▸ DESCRIPTION OF THE TASK: Please restate all of the records word for word, setting the pictures aside.

==============================

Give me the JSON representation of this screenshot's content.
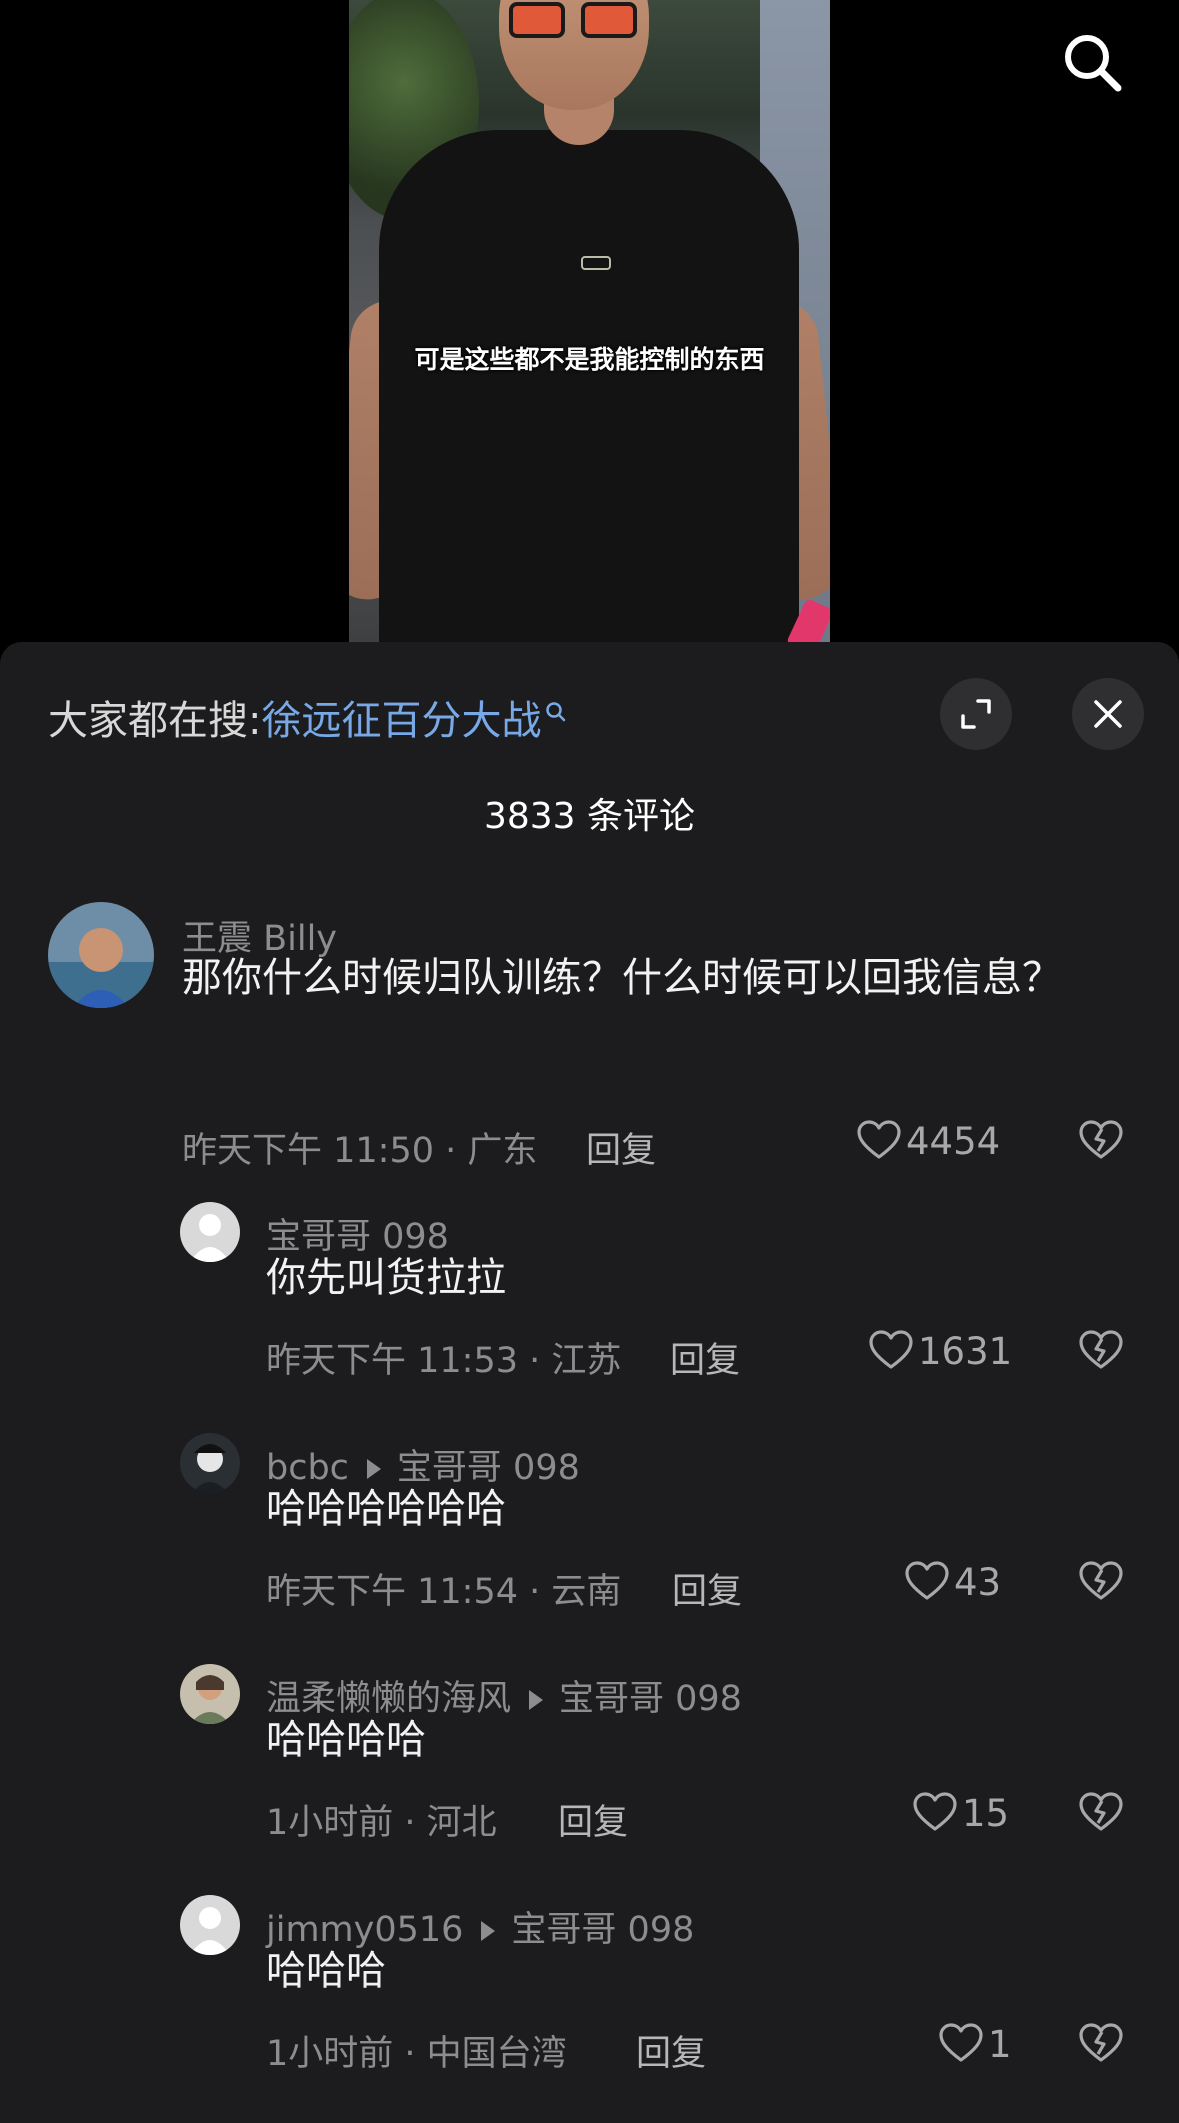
{
  "video": {
    "subtitle": "可是这些都不是我能控制的东西"
  },
  "comments_panel": {
    "hot_search_prefix": "大家都在搜:",
    "hot_search_keyword": "徐远征百分大战",
    "count_label": "3833 条评论",
    "reply_label": "回复",
    "comments": [
      {
        "author": "王震 Billy",
        "text": "那你什么时候归队训练？什么时候可以回我信息？",
        "time": "昨天下午 11:50",
        "location": "广东",
        "likes": "4454"
      },
      {
        "author": "宝哥哥 098",
        "text": "你先叫货拉拉",
        "time": "昨天下午 11:53",
        "location": "江苏",
        "likes": "1631"
      },
      {
        "author": "bcbc",
        "reply_to": "宝哥哥 098",
        "text": "哈哈哈哈哈哈",
        "time": "昨天下午 11:54",
        "location": "云南",
        "likes": "43"
      },
      {
        "author": "温柔懒懒的海风",
        "reply_to": "宝哥哥 098",
        "text": "哈哈哈哈",
        "time": "1小时前",
        "location": "河北",
        "likes": "15"
      },
      {
        "author": "jimmy0516",
        "reply_to": "宝哥哥 098",
        "text": "哈哈哈",
        "time": "1小时前",
        "location": "中国台湾",
        "likes": "1"
      }
    ]
  },
  "icons": [
    "search-icon",
    "expand-icon",
    "close-icon",
    "heart-icon",
    "broken-heart-icon"
  ],
  "colors": {
    "sheet_bg": "#1c1c1e",
    "keyword": "#78a9e6",
    "secondary_text": "#8d8d8f"
  }
}
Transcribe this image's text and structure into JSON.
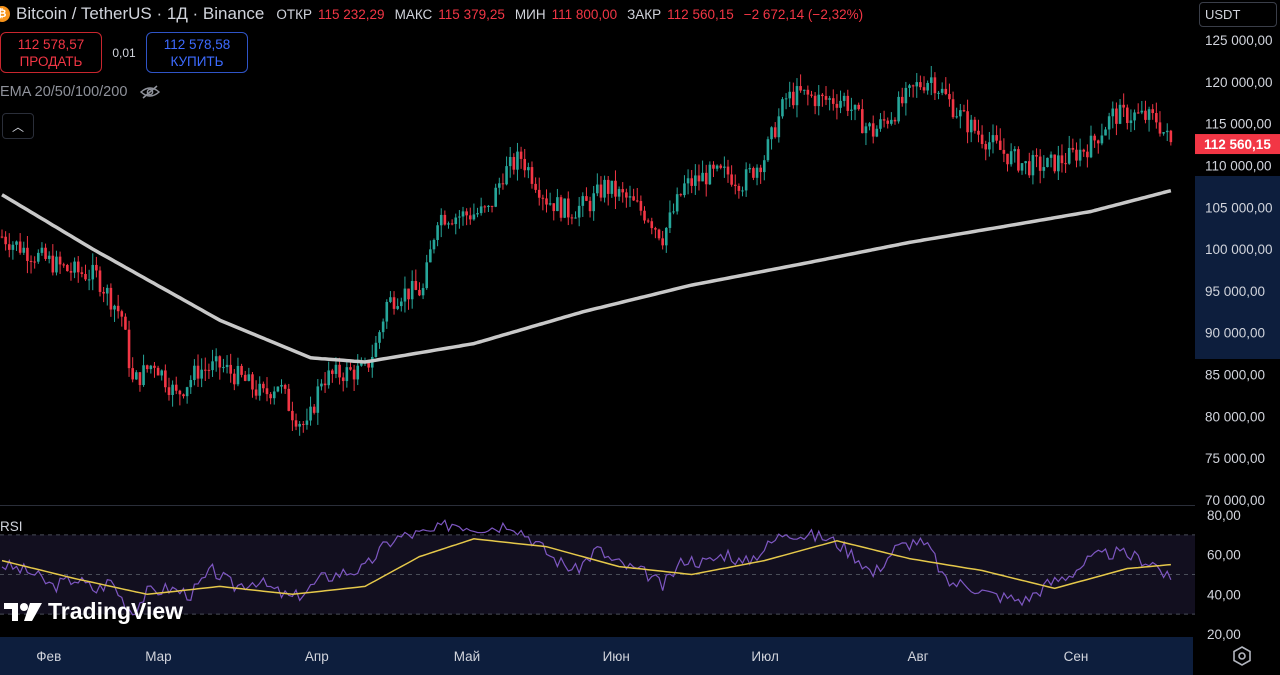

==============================

▸ REPLY:
Give me the JSON representation of this screenshot's content.
{
  "video": {
    "subtitle": "可是这些都不是我能控制的东西"
  },
  "comments_panel": {
    "hot_search_prefix": "大家都在搜:",
    "hot_search_keyword": "徐远征百分大战",
    "count_label": "3833 条评论",
    "reply_label": "回复",
    "comments": [
      {
        "author": "王震 Billy",
        "text": "那你什么时候归队训练？什么时候可以回我信息？",
        "time": "昨天下午 11:50",
        "location": "广东",
        "likes": "4454"
      },
      {
        "author": "宝哥哥 098",
        "text": "你先叫货拉拉",
        "time": "昨天下午 11:53",
        "location": "江苏",
        "likes": "1631"
      },
      {
        "author": "bcbc",
        "reply_to": "宝哥哥 098",
        "text": "哈哈哈哈哈哈",
        "time": "昨天下午 11:54",
        "location": "云南",
        "likes": "43"
      },
      {
        "author": "温柔懒懒的海风",
        "reply_to": "宝哥哥 098",
        "text": "哈哈哈哈",
        "time": "1小时前",
        "location": "河北",
        "likes": "15"
      },
      {
        "author": "jimmy0516",
        "reply_to": "宝哥哥 098",
        "text": "哈哈哈",
        "time": "1小时前",
        "location": "中国台湾",
        "likes": "1"
      }
    ]
  },
  "icons": [
    "search-icon",
    "expand-icon",
    "close-icon",
    "heart-icon",
    "broken-heart-icon"
  ],
  "colors": {
    "sheet_bg": "#1c1c1e",
    "keyword": "#78a9e6",
    "secondary_text": "#8d8d8f"
  }
}
Transcribe this image's text and structure into JSON.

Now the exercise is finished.